Entries supplied START

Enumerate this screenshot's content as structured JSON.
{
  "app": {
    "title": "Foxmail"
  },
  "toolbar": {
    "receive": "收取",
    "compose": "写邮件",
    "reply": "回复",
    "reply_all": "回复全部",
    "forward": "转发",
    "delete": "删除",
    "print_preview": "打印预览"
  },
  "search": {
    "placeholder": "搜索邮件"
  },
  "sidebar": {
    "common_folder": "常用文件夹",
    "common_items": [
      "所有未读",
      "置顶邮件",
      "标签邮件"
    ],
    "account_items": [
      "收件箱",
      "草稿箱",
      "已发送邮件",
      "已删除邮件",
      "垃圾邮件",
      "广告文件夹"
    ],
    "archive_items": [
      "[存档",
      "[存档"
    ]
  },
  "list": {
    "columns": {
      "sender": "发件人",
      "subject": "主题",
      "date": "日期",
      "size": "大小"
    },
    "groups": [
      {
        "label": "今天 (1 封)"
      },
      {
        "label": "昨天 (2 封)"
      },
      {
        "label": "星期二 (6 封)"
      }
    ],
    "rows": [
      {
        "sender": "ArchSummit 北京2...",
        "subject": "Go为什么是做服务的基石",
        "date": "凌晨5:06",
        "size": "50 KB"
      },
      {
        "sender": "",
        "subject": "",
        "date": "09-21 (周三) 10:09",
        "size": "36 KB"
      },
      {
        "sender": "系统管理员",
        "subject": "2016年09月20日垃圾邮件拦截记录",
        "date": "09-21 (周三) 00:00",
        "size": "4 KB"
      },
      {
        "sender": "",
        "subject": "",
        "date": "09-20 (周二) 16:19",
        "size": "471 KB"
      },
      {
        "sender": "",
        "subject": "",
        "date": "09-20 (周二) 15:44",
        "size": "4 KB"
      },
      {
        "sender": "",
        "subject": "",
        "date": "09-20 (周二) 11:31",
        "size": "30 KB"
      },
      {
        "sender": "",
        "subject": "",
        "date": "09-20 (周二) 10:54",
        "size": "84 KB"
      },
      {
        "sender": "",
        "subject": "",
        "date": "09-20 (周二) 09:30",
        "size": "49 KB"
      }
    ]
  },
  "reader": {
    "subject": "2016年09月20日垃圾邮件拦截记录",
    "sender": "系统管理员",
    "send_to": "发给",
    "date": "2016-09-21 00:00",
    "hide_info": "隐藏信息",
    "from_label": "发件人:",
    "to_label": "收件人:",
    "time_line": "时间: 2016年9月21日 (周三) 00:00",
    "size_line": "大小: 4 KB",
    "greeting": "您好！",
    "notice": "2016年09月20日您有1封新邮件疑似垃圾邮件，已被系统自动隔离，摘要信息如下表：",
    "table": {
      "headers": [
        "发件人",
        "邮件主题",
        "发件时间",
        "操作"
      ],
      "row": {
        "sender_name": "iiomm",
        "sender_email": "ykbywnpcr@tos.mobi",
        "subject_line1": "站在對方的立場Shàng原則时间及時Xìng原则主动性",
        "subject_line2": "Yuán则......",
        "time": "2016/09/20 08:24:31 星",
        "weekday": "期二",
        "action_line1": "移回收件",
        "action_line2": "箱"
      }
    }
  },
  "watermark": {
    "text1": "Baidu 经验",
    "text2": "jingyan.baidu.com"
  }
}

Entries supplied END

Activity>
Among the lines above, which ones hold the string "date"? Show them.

Task output>
      "date": "日期",
        "date": "凌晨5:06",
        "date": "09-21 (周三) 10:09",
        "date": "09-21 (周三) 00:00",
        "date": "09-20 (周二) 16:19",
        "date": "09-20 (周二) 15:44",
        "date": "09-20 (周二) 11:31",
        "date": "09-20 (周二) 10:54",
        "date": "09-20 (周二) 09:30",
    "date": "2016-09-21 00:00",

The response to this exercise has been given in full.